EXERCISE GOAL>
Copy out each line from the material where the word "data" is found.

- - -

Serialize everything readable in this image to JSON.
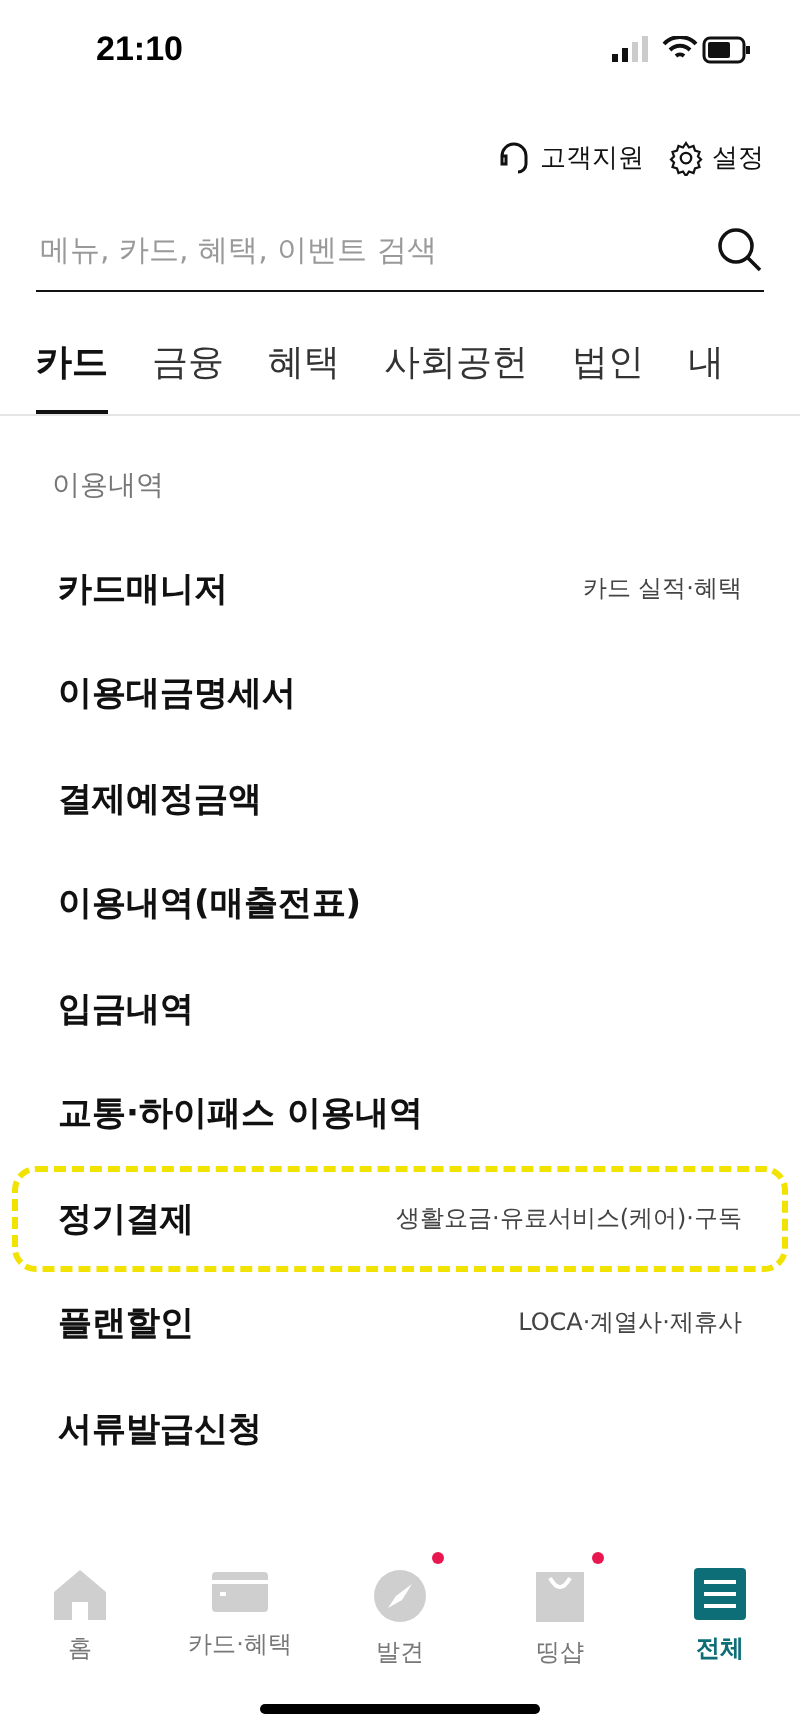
{
  "status_bar": {
    "time": "21:10"
  },
  "top_links": [
    {
      "label": "고객지원"
    },
    {
      "label": "설정"
    }
  ],
  "search": {
    "placeholder": "메뉴, 카드, 혜택, 이벤트 검색"
  },
  "tabs": [
    {
      "label": "카드",
      "selected": true
    },
    {
      "label": "금융",
      "selected": false
    },
    {
      "label": "혜택",
      "selected": false
    },
    {
      "label": "사회공헌",
      "selected": false
    },
    {
      "label": "법인",
      "selected": false
    },
    {
      "label": "내",
      "selected": false
    }
  ],
  "section": {
    "title": "이용내역",
    "items": [
      {
        "label": "카드매니저",
        "detail": "카드 실적·혜택",
        "highlighted": false
      },
      {
        "label": "이용대금명세서",
        "highlighted": false
      },
      {
        "label": "결제예정금액",
        "highlighted": false
      },
      {
        "label": "이용내역(매출전표)",
        "highlighted": false
      },
      {
        "label": "입금내역",
        "highlighted": false
      },
      {
        "label": "교통·하이패스 이용내역",
        "highlighted": false
      },
      {
        "label": "정기결제",
        "detail": "생활요금·유료서비스(케어)·구독",
        "highlighted": true
      },
      {
        "label": "플랜할인",
        "detail": "LOCA·계열사·제휴사",
        "highlighted": false
      },
      {
        "label": "서류발급신청",
        "highlighted": false
      }
    ]
  },
  "bottom_nav": [
    {
      "label": "홈",
      "selected": false,
      "dot": false
    },
    {
      "label": "카드·혜택",
      "selected": false,
      "dot": false
    },
    {
      "label": "발견",
      "selected": false,
      "dot": true
    },
    {
      "label": "띵샵",
      "selected": false,
      "dot": true
    },
    {
      "label": "전체",
      "selected": true,
      "dot": false
    }
  ]
}
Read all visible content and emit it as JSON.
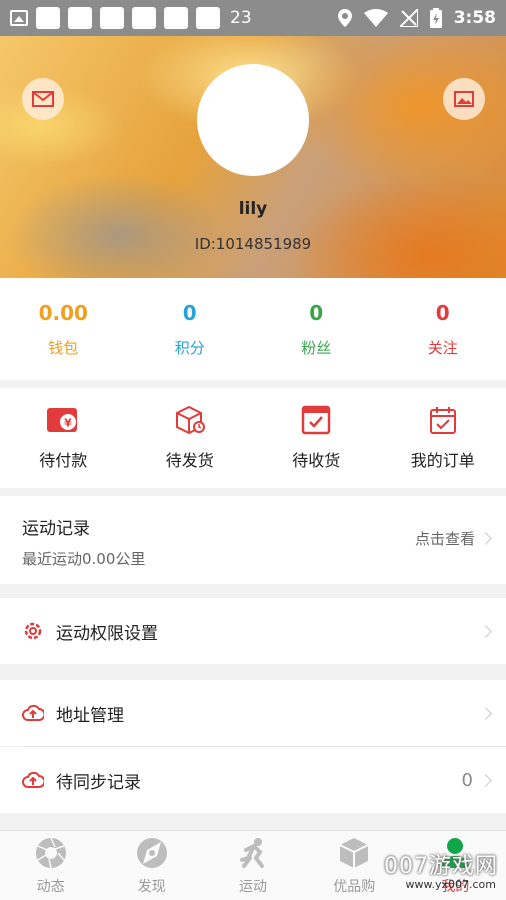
{
  "status_bar": {
    "notification_count": "23",
    "time": "3:58"
  },
  "profile": {
    "name": "lily",
    "id": "ID:1014851989"
  },
  "stats": [
    {
      "value": "0.00",
      "label": "钱包",
      "color": "#f0a020"
    },
    {
      "value": "0",
      "label": "积分",
      "color": "#27a3d8"
    },
    {
      "value": "0",
      "label": "粉丝",
      "color": "#3aa64b"
    },
    {
      "value": "0",
      "label": "关注",
      "color": "#e23b3b"
    }
  ],
  "orders": [
    {
      "label": "待付款",
      "icon": "wallet-yuan-icon"
    },
    {
      "label": "待发货",
      "icon": "package-icon"
    },
    {
      "label": "待收货",
      "icon": "box-check-icon"
    },
    {
      "label": "我的订单",
      "icon": "calendar-check-icon"
    }
  ],
  "exercise": {
    "title": "运动记录",
    "subtitle": "最近运动0.00公里",
    "link": "点击查看"
  },
  "settings_row": {
    "label": "运动权限设置",
    "icon": "gear-icon"
  },
  "address_row": {
    "label": "地址管理",
    "icon": "cloud-upload-icon"
  },
  "sync_row": {
    "label": "待同步记录",
    "icon": "cloud-upload-icon",
    "count": "0"
  },
  "bottom_nav": [
    {
      "label": "动态",
      "icon": "aperture-icon"
    },
    {
      "label": "发现",
      "icon": "compass-icon"
    },
    {
      "label": "运动",
      "icon": "runner-icon"
    },
    {
      "label": "优品购",
      "icon": "cube-icon"
    },
    {
      "label": "我的",
      "icon": "person-icon"
    }
  ],
  "watermark": {
    "text": "007游戏网",
    "sub": "www.yx007.com"
  },
  "colors": {
    "accent": "#e23b3b"
  }
}
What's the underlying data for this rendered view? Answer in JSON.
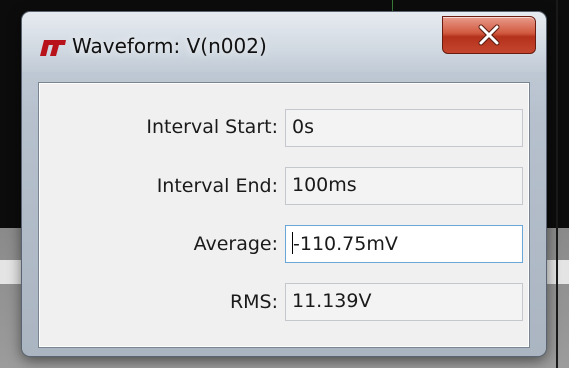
{
  "window": {
    "title": "Waveform: V(n002)",
    "app_icon": "lt-logo-icon",
    "close_icon": "close-icon"
  },
  "fields": [
    {
      "label": "Interval Start:",
      "value": "0s",
      "editable": false
    },
    {
      "label": "Interval End:",
      "value": "100ms",
      "editable": false
    },
    {
      "label": "Average:",
      "value": "-110.75mV",
      "editable": true
    },
    {
      "label": "RMS:",
      "value": "11.139V",
      "editable": false
    }
  ],
  "colors": {
    "close_button": "#c4462e",
    "logo_red": "#b8121b",
    "field_focus_border": "#6aa6d6"
  }
}
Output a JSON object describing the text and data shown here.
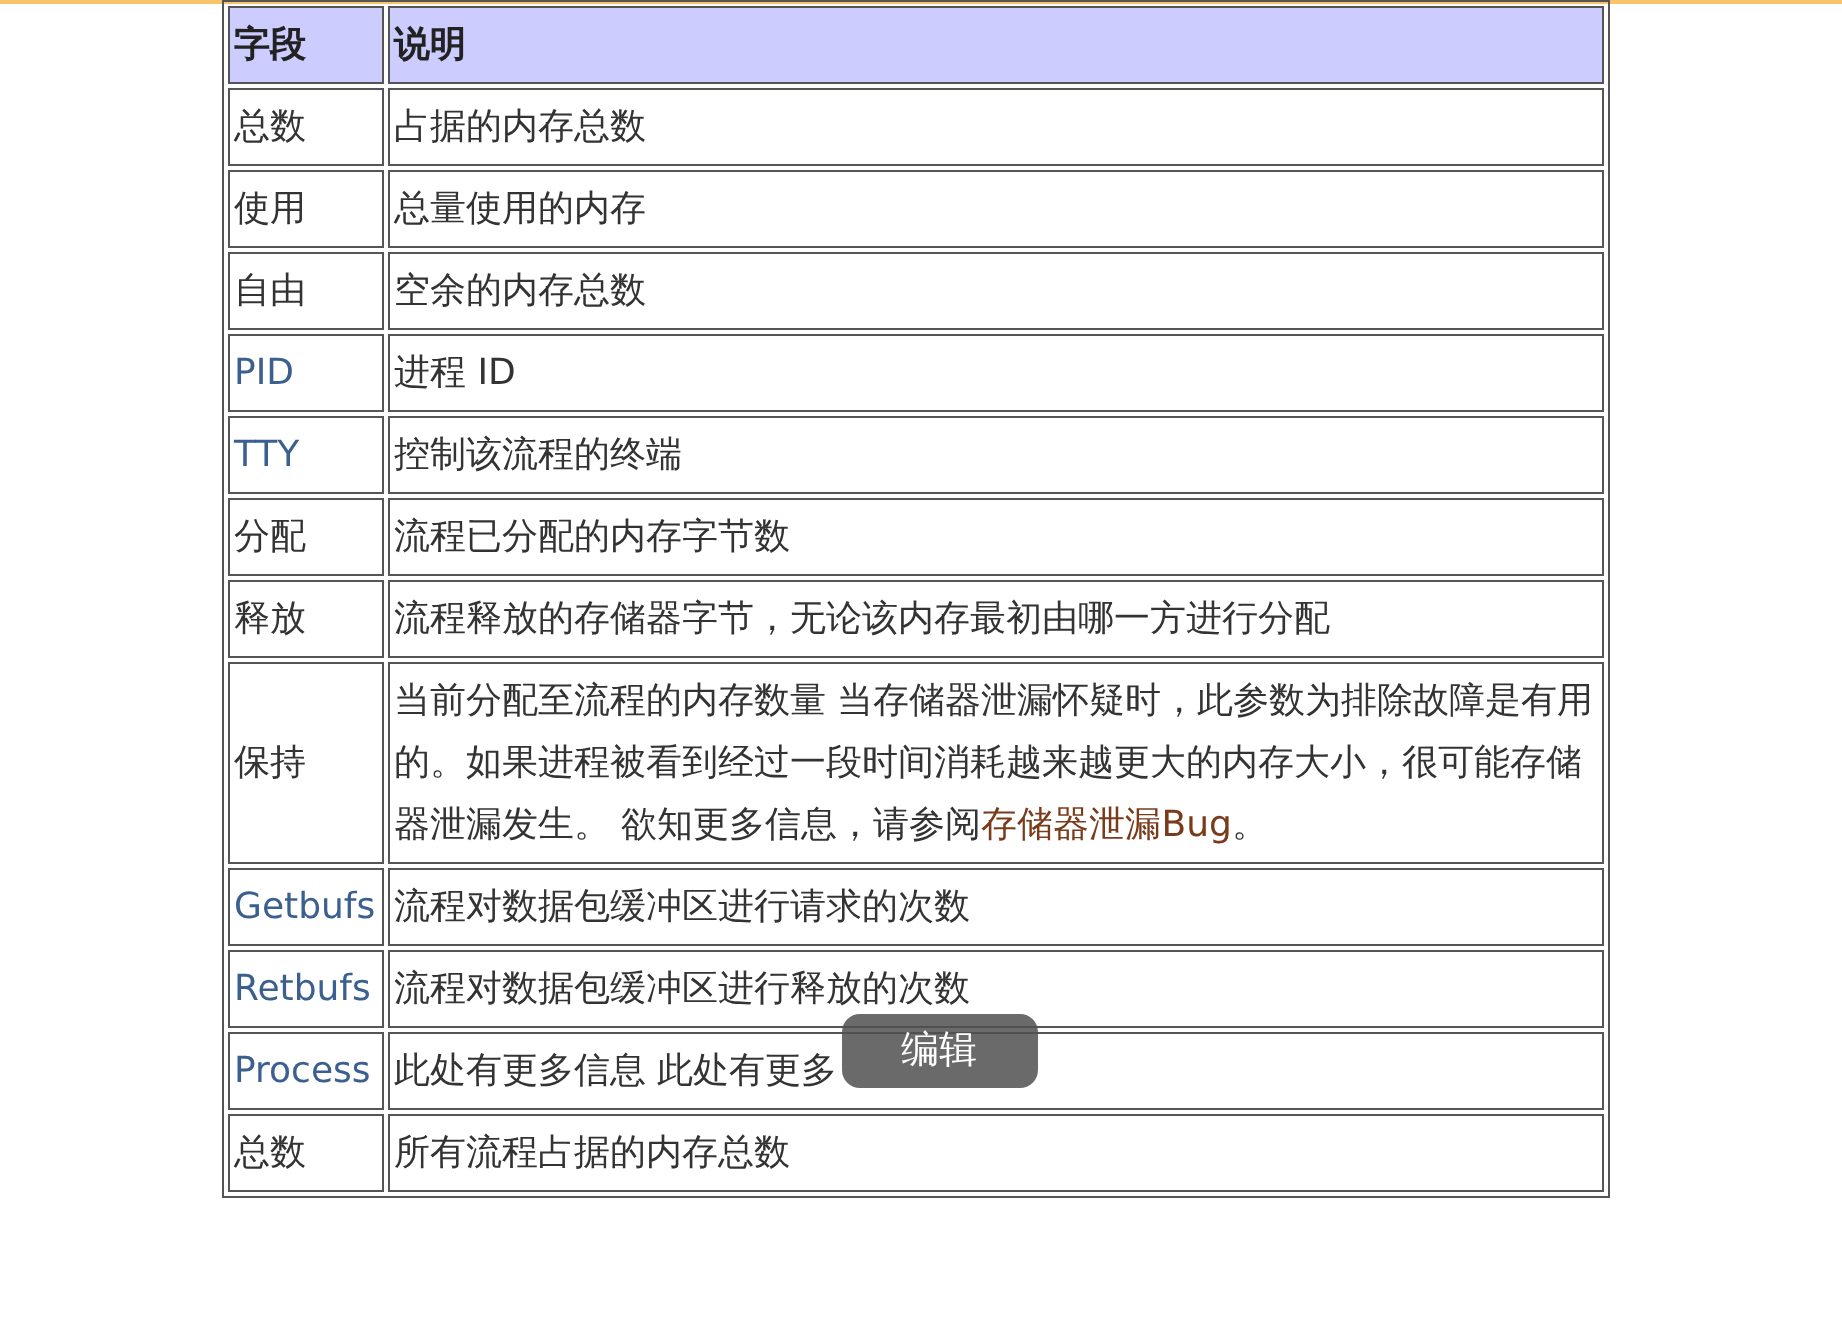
{
  "table": {
    "columns": [
      "字段",
      "说明"
    ],
    "rows": [
      {
        "field": "总数",
        "field_link": false,
        "description": "占据的内存总数"
      },
      {
        "field": "使用",
        "field_link": false,
        "description": "总量使用的内存"
      },
      {
        "field": "自由",
        "field_link": false,
        "description": "空余的内存总数"
      },
      {
        "field": "PID",
        "field_link": true,
        "description": "进程 ID"
      },
      {
        "field": "TTY",
        "field_link": true,
        "description": "控制该流程的终端"
      },
      {
        "field": "分配",
        "field_link": false,
        "description": "流程已分配的内存字节数"
      },
      {
        "field": "释放",
        "field_link": false,
        "description": "流程释放的存储器字节，无论该内存最初由哪一方进行分配"
      },
      {
        "field": "保持",
        "field_link": false,
        "description": "当前分配至流程的内存数量 当存储器泄漏怀疑时，此参数为排除故障是有用的。如果进程被看到经过一段时间消耗越来越更大的内存大小，很可能存储器泄漏发生。 欲知更多信息，请参阅",
        "link": "存储器泄漏Bug",
        "after": "。"
      },
      {
        "field": "Getbufs",
        "field_link": true,
        "description": "流程对数据包缓冲区进行请求的次数"
      },
      {
        "field": "Retbufs",
        "field_link": true,
        "description": "流程对数据包缓冲区进行释放的次数"
      },
      {
        "field": "Process",
        "field_link": true,
        "description": "此处有更多信息 此处有更多",
        "tooltip": "编辑"
      },
      {
        "field": "总数",
        "field_link": false,
        "description": "所有流程占据的内存总数"
      }
    ]
  }
}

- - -

EXPECTED ANSWER>
What's the underlying data for this rendered view? Answer in JSON.
Output a JSON object describing the text and data shown here.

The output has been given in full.